## Exercise aim
Take the line that has "Parse this screenshot: output" and all the lines that come after it in the records, and write them out again exactly. Add no other line.

########################################

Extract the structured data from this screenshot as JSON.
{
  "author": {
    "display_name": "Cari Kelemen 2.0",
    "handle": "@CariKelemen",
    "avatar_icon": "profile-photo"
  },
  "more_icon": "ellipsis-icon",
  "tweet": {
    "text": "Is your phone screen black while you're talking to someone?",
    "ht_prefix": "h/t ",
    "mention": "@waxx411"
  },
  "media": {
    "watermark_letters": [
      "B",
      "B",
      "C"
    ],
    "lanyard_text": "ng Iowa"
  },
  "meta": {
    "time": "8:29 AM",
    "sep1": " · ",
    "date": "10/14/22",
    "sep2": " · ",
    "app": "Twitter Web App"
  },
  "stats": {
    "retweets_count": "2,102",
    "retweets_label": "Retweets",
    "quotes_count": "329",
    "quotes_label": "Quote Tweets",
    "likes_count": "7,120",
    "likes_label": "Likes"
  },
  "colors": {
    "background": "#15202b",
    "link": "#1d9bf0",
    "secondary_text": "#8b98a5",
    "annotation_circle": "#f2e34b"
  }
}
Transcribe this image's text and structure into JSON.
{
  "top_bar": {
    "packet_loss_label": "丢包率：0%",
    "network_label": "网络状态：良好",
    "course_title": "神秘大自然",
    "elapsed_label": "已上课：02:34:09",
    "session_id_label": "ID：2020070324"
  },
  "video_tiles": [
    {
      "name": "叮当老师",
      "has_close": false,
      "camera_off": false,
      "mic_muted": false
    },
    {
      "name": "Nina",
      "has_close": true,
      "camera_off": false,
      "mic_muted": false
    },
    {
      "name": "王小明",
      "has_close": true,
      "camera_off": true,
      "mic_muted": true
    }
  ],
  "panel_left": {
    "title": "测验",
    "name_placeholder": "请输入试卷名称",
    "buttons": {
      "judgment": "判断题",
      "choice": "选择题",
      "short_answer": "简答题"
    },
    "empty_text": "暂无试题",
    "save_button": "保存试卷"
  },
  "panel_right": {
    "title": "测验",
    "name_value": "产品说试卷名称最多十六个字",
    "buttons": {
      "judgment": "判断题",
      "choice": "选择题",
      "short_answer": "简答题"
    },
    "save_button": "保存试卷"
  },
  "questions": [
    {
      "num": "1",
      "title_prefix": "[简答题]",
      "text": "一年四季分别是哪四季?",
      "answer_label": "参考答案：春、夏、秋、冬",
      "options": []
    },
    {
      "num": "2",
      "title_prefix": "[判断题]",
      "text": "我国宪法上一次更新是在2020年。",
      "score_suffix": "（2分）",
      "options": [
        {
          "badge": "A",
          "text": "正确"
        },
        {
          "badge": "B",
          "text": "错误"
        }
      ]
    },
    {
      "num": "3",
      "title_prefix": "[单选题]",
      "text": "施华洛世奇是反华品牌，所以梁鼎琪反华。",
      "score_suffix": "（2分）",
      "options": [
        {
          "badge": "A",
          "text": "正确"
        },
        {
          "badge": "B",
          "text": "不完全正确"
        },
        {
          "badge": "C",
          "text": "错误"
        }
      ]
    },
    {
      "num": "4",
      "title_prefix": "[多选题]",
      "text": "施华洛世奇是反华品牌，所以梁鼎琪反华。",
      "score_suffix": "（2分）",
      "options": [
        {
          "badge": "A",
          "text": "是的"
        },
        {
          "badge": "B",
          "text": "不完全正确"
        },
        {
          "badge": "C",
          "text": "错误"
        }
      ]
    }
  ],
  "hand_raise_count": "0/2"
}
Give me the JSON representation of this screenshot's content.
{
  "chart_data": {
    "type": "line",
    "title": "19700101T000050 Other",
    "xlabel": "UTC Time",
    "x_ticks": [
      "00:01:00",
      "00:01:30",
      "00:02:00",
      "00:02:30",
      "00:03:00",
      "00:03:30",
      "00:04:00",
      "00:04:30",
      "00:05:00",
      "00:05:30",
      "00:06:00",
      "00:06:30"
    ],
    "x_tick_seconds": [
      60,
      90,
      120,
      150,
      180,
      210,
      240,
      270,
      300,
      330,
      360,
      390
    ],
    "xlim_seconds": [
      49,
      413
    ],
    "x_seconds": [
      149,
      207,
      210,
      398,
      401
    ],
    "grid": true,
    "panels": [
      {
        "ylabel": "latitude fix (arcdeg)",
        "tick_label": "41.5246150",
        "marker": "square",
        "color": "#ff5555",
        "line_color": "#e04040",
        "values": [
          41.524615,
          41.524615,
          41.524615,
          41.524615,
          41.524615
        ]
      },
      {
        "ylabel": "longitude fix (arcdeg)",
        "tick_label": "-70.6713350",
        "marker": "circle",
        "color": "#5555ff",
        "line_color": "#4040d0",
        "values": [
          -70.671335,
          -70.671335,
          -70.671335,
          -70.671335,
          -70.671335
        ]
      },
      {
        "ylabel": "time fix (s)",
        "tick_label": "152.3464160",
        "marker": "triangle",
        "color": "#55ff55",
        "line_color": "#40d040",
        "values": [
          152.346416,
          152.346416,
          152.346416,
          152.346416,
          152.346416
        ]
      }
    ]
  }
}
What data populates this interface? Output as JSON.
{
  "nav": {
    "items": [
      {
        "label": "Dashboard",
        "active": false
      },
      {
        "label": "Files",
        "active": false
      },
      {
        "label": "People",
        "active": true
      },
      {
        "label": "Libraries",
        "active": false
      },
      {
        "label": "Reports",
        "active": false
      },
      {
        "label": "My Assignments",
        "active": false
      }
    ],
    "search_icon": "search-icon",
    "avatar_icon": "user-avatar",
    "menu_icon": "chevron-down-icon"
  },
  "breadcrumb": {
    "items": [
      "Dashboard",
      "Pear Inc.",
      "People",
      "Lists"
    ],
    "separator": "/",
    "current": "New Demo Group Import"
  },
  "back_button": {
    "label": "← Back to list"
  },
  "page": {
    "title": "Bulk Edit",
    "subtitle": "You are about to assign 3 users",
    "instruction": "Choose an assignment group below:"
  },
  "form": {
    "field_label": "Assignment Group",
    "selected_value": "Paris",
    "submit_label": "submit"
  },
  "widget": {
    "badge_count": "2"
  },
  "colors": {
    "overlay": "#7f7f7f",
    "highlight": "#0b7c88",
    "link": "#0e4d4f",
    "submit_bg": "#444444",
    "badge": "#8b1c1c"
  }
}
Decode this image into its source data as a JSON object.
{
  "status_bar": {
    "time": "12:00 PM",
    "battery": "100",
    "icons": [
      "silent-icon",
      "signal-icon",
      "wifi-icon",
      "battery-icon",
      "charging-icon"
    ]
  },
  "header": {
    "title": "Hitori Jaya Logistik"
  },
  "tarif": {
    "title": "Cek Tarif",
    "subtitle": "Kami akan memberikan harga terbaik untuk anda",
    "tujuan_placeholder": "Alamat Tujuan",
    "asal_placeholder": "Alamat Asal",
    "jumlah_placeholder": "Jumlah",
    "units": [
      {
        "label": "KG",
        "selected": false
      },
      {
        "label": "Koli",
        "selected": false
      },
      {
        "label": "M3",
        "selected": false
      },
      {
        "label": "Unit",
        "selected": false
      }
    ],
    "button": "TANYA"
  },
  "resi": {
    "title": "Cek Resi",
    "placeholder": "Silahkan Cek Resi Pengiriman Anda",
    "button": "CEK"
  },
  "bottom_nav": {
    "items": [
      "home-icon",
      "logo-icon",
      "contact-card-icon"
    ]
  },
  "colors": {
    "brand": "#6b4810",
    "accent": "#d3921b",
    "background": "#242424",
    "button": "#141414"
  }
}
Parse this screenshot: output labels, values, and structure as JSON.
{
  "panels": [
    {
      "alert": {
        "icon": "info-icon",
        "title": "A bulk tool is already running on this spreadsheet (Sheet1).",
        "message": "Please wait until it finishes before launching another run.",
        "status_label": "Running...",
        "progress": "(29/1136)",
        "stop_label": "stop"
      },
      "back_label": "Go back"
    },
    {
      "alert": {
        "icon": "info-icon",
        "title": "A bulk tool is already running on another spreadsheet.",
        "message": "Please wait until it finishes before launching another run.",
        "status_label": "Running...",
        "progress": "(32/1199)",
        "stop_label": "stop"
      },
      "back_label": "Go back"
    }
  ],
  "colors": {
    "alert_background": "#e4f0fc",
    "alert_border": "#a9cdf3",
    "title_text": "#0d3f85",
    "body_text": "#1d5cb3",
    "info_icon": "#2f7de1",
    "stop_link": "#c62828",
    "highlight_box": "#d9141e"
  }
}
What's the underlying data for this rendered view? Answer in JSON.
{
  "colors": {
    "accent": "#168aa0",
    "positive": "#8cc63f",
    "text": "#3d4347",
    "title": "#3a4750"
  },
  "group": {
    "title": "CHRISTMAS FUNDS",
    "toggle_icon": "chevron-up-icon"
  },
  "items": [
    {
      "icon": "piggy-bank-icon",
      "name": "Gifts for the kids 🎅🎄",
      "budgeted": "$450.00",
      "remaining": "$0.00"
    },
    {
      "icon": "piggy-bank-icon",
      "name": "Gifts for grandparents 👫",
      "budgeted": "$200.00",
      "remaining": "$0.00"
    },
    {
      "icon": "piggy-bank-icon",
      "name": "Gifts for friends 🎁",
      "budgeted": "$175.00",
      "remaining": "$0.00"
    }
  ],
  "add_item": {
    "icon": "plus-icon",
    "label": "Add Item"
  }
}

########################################

## Solution to the problem
Parse this screenshot: output labels, values, and structure as JSON.
{
  "panels": [
    {
      "alert": {
        "icon": "info-icon",
        "title": "A bulk tool is already running on this spreadsheet (Sheet1).",
        "message": "Please wait until it finishes before launching another run.",
        "status_label": "Running...",
        "progress": "(29/1136)",
        "stop_label": "stop"
      },
      "back_label": "Go back"
    },
    {
      "alert": {
        "icon": "info-icon",
        "title": "A bulk tool is already running on another spreadsheet.",
        "message": "Please wait until it finishes before launching another run.",
        "status_label": "Running...",
        "progress": "(32/1199)",
        "stop_label": "stop"
      },
      "back_label": "Go back"
    }
  ],
  "colors": {
    "alert_background": "#e4f0fc",
    "alert_border": "#a9cdf3",
    "title_text": "#0d3f85",
    "body_text": "#1d5cb3",
    "info_icon": "#2f7de1",
    "stop_link": "#c62828",
    "highlight_box": "#d9141e"
  }
}
What's the underlying data for this rendered view? Answer in JSON.
{
  "colors": {
    "accent": "#168aa0",
    "positive": "#8cc63f",
    "text": "#3d4347",
    "title": "#3a4750"
  },
  "group": {
    "title": "CHRISTMAS FUNDS",
    "toggle_icon": "chevron-up-icon"
  },
  "items": [
    {
      "icon": "piggy-bank-icon",
      "name": "Gifts for the kids 🎅🎄",
      "budgeted": "$450.00",
      "remaining": "$0.00"
    },
    {
      "icon": "piggy-bank-icon",
      "name": "Gifts for grandparents 👫",
      "budgeted": "$200.00",
      "remaining": "$0.00"
    },
    {
      "icon": "piggy-bank-icon",
      "name": "Gifts for friends 🎁",
      "budgeted": "$175.00",
      "remaining": "$0.00"
    }
  ],
  "add_item": {
    "icon": "plus-icon",
    "label": "Add Item"
  }
}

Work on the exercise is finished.